- RECORDS PROVIDED -
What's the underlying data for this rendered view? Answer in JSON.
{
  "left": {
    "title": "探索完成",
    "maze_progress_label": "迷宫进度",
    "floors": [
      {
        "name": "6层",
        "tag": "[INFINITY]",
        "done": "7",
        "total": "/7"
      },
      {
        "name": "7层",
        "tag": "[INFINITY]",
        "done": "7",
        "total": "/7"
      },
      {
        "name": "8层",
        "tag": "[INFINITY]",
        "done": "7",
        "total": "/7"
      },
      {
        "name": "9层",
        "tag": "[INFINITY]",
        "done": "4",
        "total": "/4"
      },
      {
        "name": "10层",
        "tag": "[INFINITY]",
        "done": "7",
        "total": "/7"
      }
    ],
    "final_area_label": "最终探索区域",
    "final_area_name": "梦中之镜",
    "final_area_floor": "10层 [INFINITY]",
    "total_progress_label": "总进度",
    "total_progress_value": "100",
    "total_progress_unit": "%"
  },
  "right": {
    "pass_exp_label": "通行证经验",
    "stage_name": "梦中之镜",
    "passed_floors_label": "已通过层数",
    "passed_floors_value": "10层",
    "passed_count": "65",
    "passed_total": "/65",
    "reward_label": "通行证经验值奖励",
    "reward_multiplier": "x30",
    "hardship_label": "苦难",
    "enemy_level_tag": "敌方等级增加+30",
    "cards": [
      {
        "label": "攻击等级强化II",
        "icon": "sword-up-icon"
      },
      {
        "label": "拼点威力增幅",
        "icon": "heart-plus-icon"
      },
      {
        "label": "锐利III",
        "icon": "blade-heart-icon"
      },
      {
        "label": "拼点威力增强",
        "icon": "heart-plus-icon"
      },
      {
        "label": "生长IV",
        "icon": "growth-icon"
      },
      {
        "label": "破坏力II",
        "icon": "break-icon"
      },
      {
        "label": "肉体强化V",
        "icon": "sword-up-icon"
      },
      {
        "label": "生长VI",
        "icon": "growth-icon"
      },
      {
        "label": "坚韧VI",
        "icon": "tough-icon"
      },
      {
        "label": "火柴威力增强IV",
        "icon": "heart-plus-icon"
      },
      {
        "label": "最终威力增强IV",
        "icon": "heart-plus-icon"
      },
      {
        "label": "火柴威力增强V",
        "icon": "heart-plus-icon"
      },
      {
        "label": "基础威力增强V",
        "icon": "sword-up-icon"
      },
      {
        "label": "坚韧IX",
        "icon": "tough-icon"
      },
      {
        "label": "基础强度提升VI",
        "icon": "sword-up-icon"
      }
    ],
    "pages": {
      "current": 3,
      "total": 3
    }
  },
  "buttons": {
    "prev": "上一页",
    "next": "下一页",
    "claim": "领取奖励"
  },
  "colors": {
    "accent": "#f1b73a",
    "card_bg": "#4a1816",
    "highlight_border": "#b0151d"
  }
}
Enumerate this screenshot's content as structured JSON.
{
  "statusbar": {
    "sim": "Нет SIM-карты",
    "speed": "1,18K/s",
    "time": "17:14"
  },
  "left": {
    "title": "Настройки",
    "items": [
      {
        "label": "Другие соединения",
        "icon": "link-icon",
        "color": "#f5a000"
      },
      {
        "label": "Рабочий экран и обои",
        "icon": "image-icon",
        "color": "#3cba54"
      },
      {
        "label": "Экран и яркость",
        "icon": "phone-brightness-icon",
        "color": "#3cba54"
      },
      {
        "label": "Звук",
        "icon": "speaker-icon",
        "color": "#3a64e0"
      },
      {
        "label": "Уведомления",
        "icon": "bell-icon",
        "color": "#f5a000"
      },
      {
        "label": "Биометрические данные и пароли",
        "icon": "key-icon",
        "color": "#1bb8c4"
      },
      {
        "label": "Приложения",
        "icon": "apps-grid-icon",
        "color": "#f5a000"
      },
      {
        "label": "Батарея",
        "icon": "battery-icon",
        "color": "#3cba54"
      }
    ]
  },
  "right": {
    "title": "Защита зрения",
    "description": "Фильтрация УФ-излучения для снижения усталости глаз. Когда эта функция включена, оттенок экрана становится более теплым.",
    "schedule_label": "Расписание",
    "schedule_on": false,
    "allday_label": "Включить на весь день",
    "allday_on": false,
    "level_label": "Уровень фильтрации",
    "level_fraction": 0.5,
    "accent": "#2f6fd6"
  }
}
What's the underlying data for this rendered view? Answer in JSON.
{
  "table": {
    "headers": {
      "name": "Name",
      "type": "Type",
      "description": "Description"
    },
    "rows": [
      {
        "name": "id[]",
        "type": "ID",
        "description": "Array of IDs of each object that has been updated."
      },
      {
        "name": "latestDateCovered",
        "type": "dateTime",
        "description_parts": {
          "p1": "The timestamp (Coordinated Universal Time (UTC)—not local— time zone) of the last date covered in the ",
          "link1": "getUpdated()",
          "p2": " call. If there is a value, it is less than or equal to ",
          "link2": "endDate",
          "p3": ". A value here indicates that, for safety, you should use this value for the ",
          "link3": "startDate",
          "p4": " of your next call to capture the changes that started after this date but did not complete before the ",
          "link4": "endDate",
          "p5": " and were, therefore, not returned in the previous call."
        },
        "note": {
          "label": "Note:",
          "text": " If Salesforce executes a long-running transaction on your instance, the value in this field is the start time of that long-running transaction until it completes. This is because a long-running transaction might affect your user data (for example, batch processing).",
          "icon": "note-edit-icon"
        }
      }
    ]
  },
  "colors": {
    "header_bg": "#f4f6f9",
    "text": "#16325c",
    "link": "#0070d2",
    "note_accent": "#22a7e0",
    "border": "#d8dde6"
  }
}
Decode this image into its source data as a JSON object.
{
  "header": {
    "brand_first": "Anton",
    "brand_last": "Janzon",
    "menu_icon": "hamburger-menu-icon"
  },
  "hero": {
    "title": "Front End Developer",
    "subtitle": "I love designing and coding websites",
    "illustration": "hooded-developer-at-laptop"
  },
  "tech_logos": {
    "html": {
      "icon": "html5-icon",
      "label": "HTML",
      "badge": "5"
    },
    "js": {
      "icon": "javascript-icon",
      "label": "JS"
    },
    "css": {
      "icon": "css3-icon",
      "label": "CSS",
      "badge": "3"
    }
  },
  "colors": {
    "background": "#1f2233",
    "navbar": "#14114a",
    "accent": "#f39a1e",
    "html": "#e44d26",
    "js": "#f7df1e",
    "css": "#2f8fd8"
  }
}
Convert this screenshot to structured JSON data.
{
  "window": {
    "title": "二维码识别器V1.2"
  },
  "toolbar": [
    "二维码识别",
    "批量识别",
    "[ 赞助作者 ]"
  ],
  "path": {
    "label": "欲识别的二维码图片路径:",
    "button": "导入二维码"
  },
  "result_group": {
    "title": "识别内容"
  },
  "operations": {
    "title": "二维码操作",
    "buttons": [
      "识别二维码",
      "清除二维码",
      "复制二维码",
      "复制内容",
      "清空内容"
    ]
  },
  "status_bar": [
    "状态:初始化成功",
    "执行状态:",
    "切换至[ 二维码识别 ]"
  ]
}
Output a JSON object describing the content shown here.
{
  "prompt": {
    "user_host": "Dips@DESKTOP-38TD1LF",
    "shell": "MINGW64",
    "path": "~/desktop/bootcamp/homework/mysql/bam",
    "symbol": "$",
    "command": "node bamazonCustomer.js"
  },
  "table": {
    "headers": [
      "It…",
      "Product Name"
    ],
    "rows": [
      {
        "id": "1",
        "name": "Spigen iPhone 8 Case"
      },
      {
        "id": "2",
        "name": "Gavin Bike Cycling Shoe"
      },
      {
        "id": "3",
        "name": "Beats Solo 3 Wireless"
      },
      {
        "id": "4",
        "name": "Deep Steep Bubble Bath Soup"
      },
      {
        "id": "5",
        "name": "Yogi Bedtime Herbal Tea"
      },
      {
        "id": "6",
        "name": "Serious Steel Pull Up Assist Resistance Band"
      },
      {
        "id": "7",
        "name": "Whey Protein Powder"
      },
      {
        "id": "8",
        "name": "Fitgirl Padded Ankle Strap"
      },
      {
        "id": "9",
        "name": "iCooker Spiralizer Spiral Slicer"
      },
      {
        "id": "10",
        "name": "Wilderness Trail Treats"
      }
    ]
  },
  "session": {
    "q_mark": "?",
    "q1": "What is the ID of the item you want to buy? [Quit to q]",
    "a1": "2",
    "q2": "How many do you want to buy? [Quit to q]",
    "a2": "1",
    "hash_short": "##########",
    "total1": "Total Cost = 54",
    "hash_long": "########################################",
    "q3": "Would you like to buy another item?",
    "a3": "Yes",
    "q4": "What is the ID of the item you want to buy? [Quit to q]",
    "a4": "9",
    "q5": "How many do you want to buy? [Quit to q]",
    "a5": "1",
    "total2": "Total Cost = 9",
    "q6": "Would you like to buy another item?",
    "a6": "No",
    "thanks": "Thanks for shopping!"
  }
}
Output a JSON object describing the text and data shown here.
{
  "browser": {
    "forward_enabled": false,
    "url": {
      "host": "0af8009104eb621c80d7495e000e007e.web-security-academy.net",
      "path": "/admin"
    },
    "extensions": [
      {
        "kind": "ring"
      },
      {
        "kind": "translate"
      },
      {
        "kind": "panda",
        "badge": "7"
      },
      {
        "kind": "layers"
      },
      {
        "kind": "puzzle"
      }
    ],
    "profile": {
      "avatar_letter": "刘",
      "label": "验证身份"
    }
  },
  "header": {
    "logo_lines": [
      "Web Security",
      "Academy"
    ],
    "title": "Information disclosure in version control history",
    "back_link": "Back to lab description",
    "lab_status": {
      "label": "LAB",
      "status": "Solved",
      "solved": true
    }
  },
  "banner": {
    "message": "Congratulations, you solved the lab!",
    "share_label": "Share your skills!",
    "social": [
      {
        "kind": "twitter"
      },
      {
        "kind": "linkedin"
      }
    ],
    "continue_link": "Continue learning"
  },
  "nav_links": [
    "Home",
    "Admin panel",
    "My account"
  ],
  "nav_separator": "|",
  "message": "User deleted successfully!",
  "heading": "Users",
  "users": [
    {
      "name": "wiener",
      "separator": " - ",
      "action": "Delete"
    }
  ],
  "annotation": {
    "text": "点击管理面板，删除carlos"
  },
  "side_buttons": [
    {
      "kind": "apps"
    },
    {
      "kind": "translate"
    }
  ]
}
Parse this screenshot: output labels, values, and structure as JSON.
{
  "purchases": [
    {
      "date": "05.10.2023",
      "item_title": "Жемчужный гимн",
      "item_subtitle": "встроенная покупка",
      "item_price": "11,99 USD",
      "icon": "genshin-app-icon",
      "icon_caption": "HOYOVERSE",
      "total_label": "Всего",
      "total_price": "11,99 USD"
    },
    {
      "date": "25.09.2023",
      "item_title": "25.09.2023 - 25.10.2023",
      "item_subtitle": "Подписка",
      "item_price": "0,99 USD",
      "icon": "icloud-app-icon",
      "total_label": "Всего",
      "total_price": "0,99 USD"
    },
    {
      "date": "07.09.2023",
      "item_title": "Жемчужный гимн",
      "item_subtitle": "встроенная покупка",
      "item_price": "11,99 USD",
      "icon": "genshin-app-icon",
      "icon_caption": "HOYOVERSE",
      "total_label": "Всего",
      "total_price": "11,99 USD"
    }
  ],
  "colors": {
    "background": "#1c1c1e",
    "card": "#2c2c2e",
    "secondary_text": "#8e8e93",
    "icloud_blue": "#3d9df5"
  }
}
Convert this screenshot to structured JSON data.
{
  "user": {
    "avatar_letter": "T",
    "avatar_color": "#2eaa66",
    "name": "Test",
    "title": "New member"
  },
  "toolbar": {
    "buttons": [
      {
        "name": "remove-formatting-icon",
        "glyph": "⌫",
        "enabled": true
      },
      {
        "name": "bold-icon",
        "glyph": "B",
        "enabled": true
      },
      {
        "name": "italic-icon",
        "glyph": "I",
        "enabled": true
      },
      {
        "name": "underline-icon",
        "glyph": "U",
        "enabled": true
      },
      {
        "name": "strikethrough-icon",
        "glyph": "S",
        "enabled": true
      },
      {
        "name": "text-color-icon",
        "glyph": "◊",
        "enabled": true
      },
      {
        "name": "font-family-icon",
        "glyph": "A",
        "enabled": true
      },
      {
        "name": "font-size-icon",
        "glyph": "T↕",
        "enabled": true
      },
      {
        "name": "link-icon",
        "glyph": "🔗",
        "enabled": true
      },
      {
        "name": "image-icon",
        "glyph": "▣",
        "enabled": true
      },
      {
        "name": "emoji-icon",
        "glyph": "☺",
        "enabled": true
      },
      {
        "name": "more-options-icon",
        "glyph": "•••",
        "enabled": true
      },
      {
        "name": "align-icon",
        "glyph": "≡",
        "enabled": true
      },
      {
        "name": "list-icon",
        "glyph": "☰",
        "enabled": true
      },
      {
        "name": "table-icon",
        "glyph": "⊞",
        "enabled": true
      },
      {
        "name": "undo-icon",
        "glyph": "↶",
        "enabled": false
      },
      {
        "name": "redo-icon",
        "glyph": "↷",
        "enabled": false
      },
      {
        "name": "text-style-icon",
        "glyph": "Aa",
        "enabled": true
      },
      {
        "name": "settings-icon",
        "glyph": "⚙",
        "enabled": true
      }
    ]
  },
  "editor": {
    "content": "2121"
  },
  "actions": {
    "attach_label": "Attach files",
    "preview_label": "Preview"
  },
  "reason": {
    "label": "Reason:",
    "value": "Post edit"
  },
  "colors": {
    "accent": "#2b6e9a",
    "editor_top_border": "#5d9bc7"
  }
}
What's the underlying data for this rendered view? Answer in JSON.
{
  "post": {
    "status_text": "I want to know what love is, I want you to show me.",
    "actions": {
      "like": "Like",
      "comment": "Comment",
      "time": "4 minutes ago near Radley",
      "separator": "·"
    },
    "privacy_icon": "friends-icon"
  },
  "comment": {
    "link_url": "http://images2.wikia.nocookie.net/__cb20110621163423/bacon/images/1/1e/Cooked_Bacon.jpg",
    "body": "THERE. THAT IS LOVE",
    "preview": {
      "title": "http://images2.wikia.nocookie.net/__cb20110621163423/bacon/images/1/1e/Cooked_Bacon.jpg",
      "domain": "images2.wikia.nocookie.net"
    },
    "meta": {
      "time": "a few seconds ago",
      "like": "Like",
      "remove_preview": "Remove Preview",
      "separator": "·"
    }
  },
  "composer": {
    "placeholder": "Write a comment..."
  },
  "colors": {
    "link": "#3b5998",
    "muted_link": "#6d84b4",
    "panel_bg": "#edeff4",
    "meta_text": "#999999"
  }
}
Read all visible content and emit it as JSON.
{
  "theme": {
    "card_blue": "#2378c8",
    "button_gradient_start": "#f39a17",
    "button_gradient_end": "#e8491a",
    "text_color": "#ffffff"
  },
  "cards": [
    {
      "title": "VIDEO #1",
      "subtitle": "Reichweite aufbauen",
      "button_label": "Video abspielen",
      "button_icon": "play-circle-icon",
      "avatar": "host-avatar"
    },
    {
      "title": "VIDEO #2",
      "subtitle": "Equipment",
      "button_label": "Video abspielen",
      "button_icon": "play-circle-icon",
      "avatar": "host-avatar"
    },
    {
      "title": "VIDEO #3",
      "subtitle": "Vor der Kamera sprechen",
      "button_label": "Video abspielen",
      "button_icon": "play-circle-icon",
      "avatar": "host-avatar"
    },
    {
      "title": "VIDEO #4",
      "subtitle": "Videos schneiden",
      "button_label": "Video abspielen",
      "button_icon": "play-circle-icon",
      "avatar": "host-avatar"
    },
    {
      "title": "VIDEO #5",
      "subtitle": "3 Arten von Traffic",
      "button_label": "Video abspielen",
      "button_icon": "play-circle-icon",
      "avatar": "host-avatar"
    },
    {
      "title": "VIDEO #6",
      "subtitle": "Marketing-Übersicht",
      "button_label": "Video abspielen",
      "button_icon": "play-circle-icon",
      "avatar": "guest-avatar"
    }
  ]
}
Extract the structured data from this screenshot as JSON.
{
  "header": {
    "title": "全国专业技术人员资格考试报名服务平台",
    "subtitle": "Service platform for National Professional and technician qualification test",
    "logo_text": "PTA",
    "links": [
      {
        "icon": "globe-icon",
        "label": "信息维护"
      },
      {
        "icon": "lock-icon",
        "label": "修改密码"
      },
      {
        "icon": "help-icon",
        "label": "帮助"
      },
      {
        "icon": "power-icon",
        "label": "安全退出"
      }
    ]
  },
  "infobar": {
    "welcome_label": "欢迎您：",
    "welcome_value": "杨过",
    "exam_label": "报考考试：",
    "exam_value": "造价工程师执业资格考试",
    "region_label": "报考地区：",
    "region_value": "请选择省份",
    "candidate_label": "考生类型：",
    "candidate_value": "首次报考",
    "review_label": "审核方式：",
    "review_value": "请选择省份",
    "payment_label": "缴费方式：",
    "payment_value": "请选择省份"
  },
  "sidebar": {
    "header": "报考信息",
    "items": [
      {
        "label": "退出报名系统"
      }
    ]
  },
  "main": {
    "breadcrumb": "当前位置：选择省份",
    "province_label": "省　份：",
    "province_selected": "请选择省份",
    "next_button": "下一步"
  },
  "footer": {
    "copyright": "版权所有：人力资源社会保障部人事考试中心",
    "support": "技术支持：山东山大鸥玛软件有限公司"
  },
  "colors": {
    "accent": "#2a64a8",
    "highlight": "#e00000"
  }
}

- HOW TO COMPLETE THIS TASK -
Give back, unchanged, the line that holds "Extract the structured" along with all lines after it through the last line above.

- EXPECTED ANSWER -
Extract the structured data from this screenshot as JSON.
{
  "header": {
    "title": "全国专业技术人员资格考试报名服务平台",
    "subtitle": "Service platform for National Professional and technician qualification test",
    "logo_text": "PTA",
    "links": [
      {
        "icon": "globe-icon",
        "label": "信息维护"
      },
      {
        "icon": "lock-icon",
        "label": "修改密码"
      },
      {
        "icon": "help-icon",
        "label": "帮助"
      },
      {
        "icon": "power-icon",
        "label": "安全退出"
      }
    ]
  },
  "infobar": {
    "welcome_label": "欢迎您：",
    "welcome_value": "杨过",
    "exam_label": "报考考试：",
    "exam_value": "造价工程师执业资格考试",
    "region_label": "报考地区：",
    "region_value": "请选择省份",
    "candidate_label": "考生类型：",
    "candidate_value": "首次报考",
    "review_label": "审核方式：",
    "review_value": "请选择省份",
    "payment_label": "缴费方式：",
    "payment_value": "请选择省份"
  },
  "sidebar": {
    "header": "报考信息",
    "items": [
      {
        "label": "退出报名系统"
      }
    ]
  },
  "main": {
    "breadcrumb": "当前位置：选择省份",
    "province_label": "省　份：",
    "province_selected": "请选择省份",
    "next_button": "下一步"
  },
  "footer": {
    "copyright": "版权所有：人力资源社会保障部人事考试中心",
    "support": "技术支持：山东山大鸥玛软件有限公司"
  },
  "colors": {
    "accent": "#2a64a8",
    "highlight": "#e00000"
  }
}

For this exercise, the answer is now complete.